Clouded leopard’s canine teeth are proportionally the longest of any large cat.
Their teeth are the same size as those of a tiger even though the Clouded is much smaller
Their teeth suggest that they are the only cat living today with a direct lineage to the saber toothed cat. </li></ul>Saber Toothed Cat Skull<br />
Behavior<br /><ul><li>Clouded leopards sleep high in the canopy
Although they sleep in the trees they spend most of their waking hour on the ground
These leopards are solitary animals, and very elusive
Their paws and claws are so strong that the leopards are known to climb upside down, and they can even hang upside down by only their back paws.</li></li></ul><li>Behavior Continued….<br /><ul><li>It was believed that these leopards were nocturnal, but recent studies show that they are active during both day and night
Although they do not purr they have a wide range of vocalizations
They are carnivores and hunt for prey which includes birds, gibbons, squirrels, monkeys, deer, porcupines, and wild boars.
They attack their larger prey by an ambush attack. They do this by hanging from a tree and dropping onto the prey where they will then suffocate it.</li></li></ul><li>Endangerment<br /><ul><li>Due to their solitary nature there isn’t a known number of animals in the wild, but we do know there aren’t a lot and they are listed as endangered
Deforestation is the biggest threat to the leopards
Poaching is the second biggest threat to these leopards. They are hunted for their bones to be used in medicines, their meat, their cubs for the exotic pet trade, and for their pelts.</li></li></ul><li>Captive Raising<br /><ul><li>Many leopards are raised in captivity, in private sanctuaries, and in zoos
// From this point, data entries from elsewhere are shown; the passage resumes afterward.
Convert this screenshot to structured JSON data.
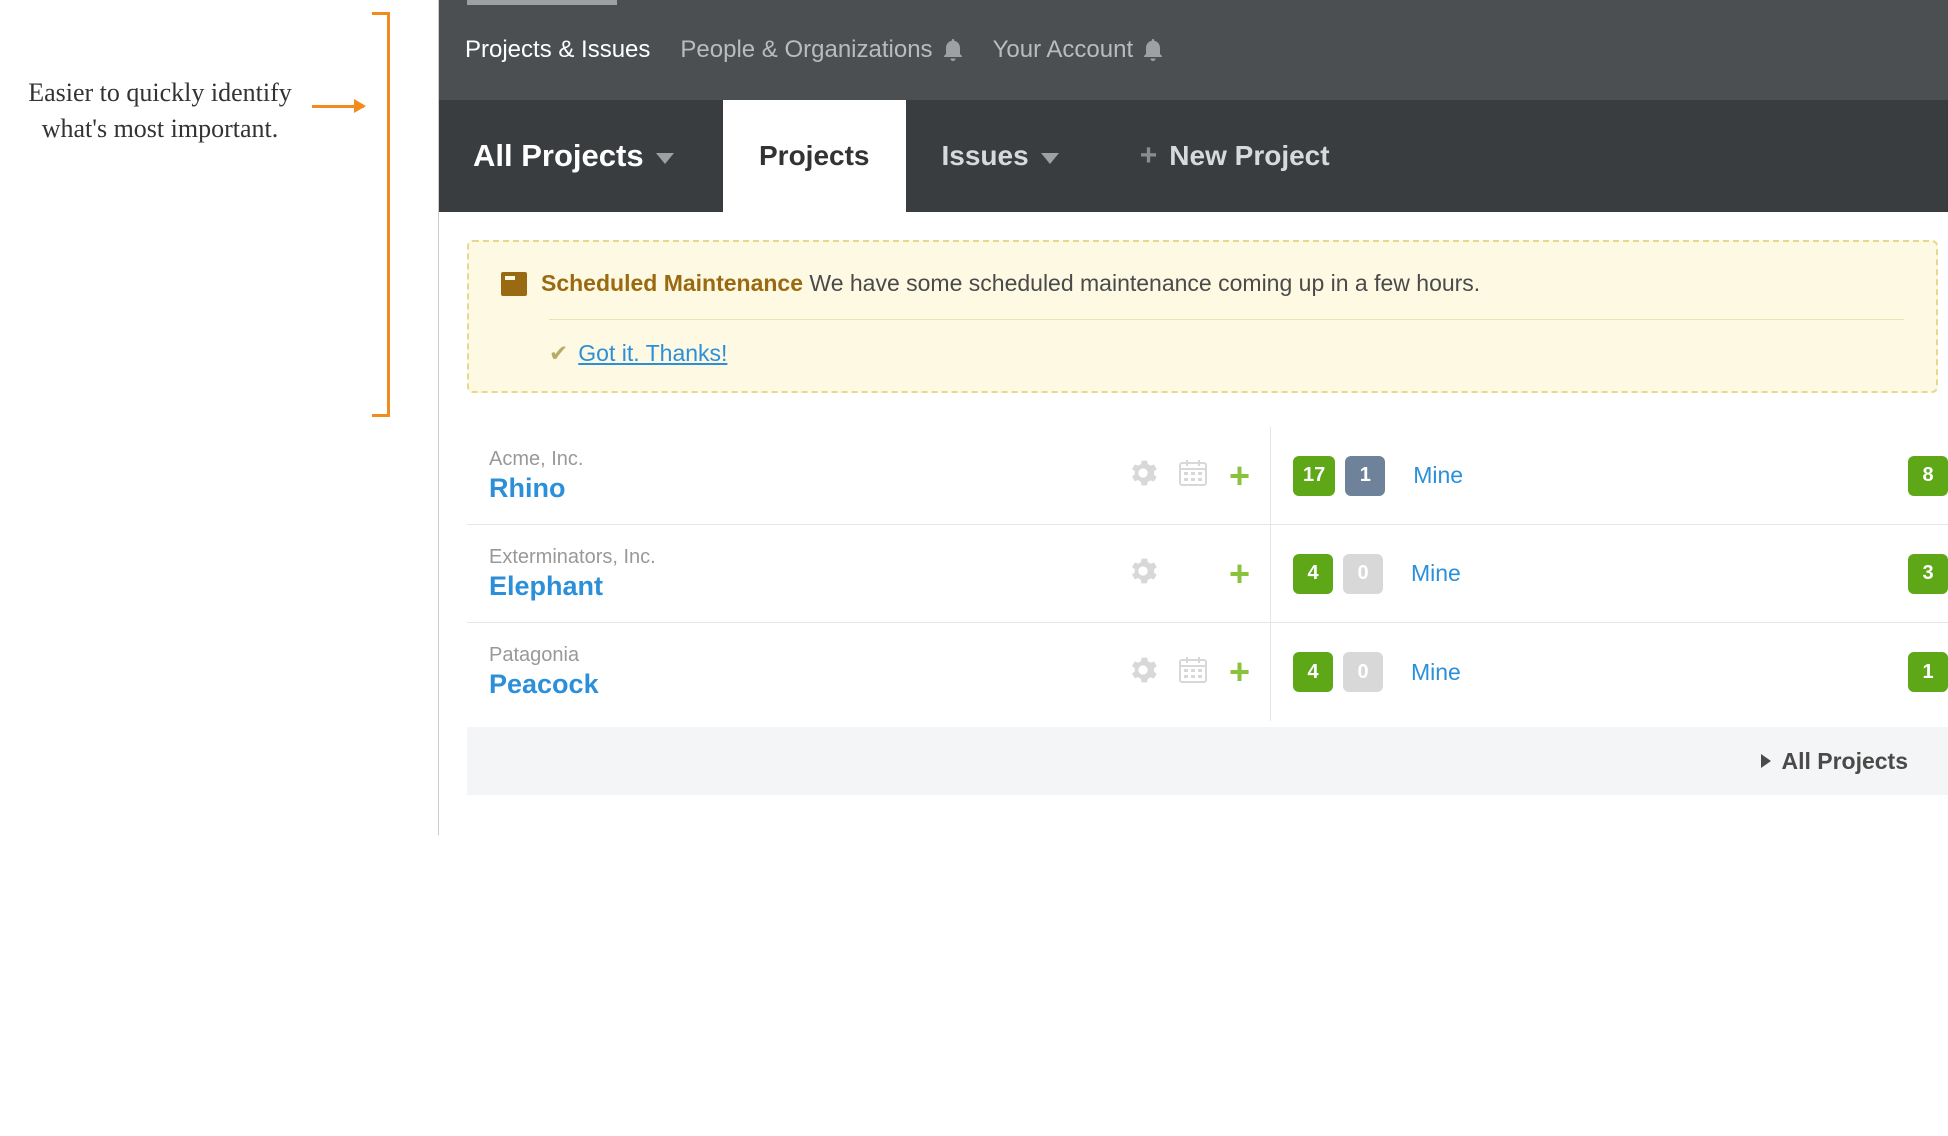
{
  "annotation": {
    "text": "Easier to quickly identify what's most important."
  },
  "topnav": {
    "items": [
      {
        "label": "Projects & Issues",
        "active": true,
        "bell": false
      },
      {
        "label": "People & Organizations",
        "active": false,
        "bell": true
      },
      {
        "label": "Your Account",
        "active": false,
        "bell": true
      }
    ]
  },
  "subheader": {
    "filter_label": "All Projects",
    "tabs": [
      {
        "label": "Projects",
        "active": true
      },
      {
        "label": "Issues",
        "dropdown": true
      },
      {
        "label": "New Project",
        "plus": true
      }
    ]
  },
  "notice": {
    "title": "Scheduled Maintenance",
    "body": "We have some scheduled maintenance coming up in a few hours.",
    "dismiss": "Got it. Thanks!"
  },
  "projects": [
    {
      "company": "Acme, Inc.",
      "name": "Rhino",
      "show_calendar": true,
      "count_green": "17",
      "count_secondary": "1",
      "secondary_style": "slate",
      "mine_label": "Mine",
      "trailing": "8"
    },
    {
      "company": "Exterminators, Inc.",
      "name": "Elephant",
      "show_calendar": false,
      "count_green": "4",
      "count_secondary": "0",
      "secondary_style": "grey",
      "mine_label": "Mine",
      "trailing": "3"
    },
    {
      "company": "Patagonia",
      "name": "Peacock",
      "show_calendar": true,
      "count_green": "4",
      "count_secondary": "0",
      "secondary_style": "grey",
      "mine_label": "Mine",
      "trailing": "1"
    }
  ],
  "footer": {
    "label": "All Projects"
  }
}
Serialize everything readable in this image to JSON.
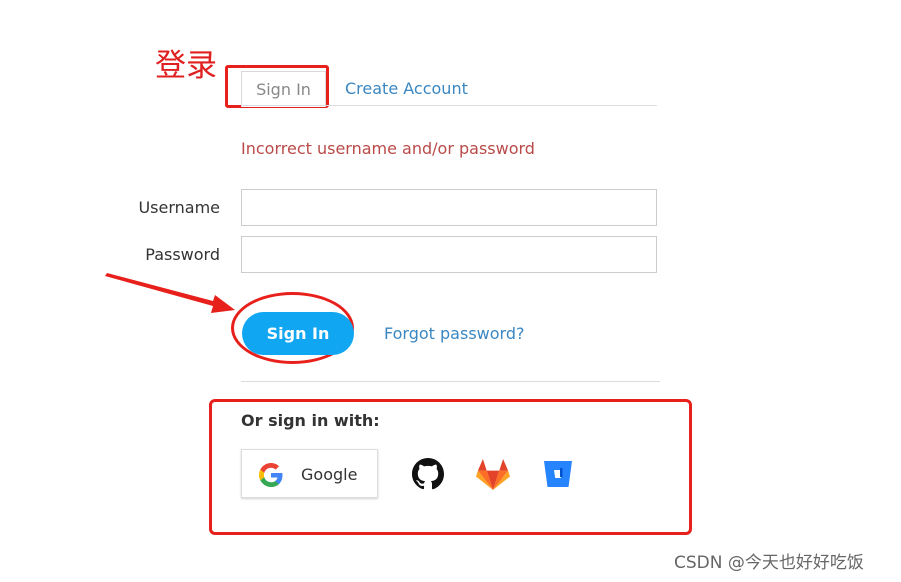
{
  "annotation": {
    "title": "登录"
  },
  "tabs": {
    "signin": "Sign In",
    "create": "Create Account"
  },
  "error_message": "Incorrect username and/or password",
  "form": {
    "username_label": "Username",
    "password_label": "Password",
    "username_value": "",
    "password_value": ""
  },
  "signin_button": "Sign In",
  "forgot_link": "Forgot password?",
  "social": {
    "heading": "Or sign in with:",
    "google_label": "Google",
    "icons": [
      "google-icon",
      "github-icon",
      "gitlab-icon",
      "bitbucket-icon"
    ]
  },
  "watermark": "CSDN @今天也好好吃饭",
  "colors": {
    "accent": "#10a6f2",
    "link": "#3a87c2",
    "error": "#b94a48",
    "annotation": "#e8201c"
  }
}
Clouded leopards are raised in captivity to help increase the populations
Some cubs are taken from their mothers for protection and are hand raised
Clouded leopards are considered “Big Cats” which means it is illegal to keep them as pets.
Licenses are available for people to raise big cats when they are properly trained, have an enclosure that meets specific requirements, and have qualified veterinary assistance.
Breeding in captivity is very rare </li></li></ul><li>Breeding<br /><ul><li> Clouded leopards reach breeding age at two years old
Their solitary nature causes them to attack other leopards they encounter, including possible mates, so breeding is not as common as we would like
All of these are poorly enforced, and little is being done to help preserve these animals</li></li></ul><li>Zoos in the US that have Clouded leopard exhibits<br /><ul><li>Little Rock Zoological Gardens
References<br />http://search.creativecommons.org/?q=giraffe&engine=flickr%20%207-13#<br /> searched “clouded leopard” pictures on slides 1,2,5,6,7,8,9,12,13,14<br />http://search.creativecommons.org/?q=giraffe&engine=flickr%20%207-13#<br /> searched “Southeast Asia forest” picture on slide 3<br />http://search.creativecommons.org/?q=giraffe&engine=flickr%20%207-13#<br /> searched “deforestation” picture on slide 9<br />http://search.creativecommons.org/?q=giraffe&engine=flickr%20%207-13#<br /> searched “Saber toothed cat”<br />http://commons.wikimedia.org/wiki/Clouded_Leopard<br /> picture on slide 4<br />Burnie, D., Wilson, D. (2001). The Smithsonian Institute. Animal, the definitive visual guide to the worlds wild life. U.S.: Dk publishing.<br />Christiansen, Per. (2008) "Evolutionary changes in craniomandibular shape in the great cats (Neofelis Griffith and PantheraOken)." Biological Journal of theLinneanSociety, 95.4 766+<br />Clouded leopard project, 2003-2008. About the Clouded Leopard, retrieved February 13th2010, from http://www.cloudedleopard.org/default.aspx?link=about_main<br />Clouded Leopards, retrieved February 13th 2010, from http://www.panda.org/ what_we_do/endangered_species/clouded_leopard/<br />Meiri, Shai, and Georgina M. Mace. (2007) "New taxonomy and the origin of species." PI o S Biology, 5.7 1385+<br />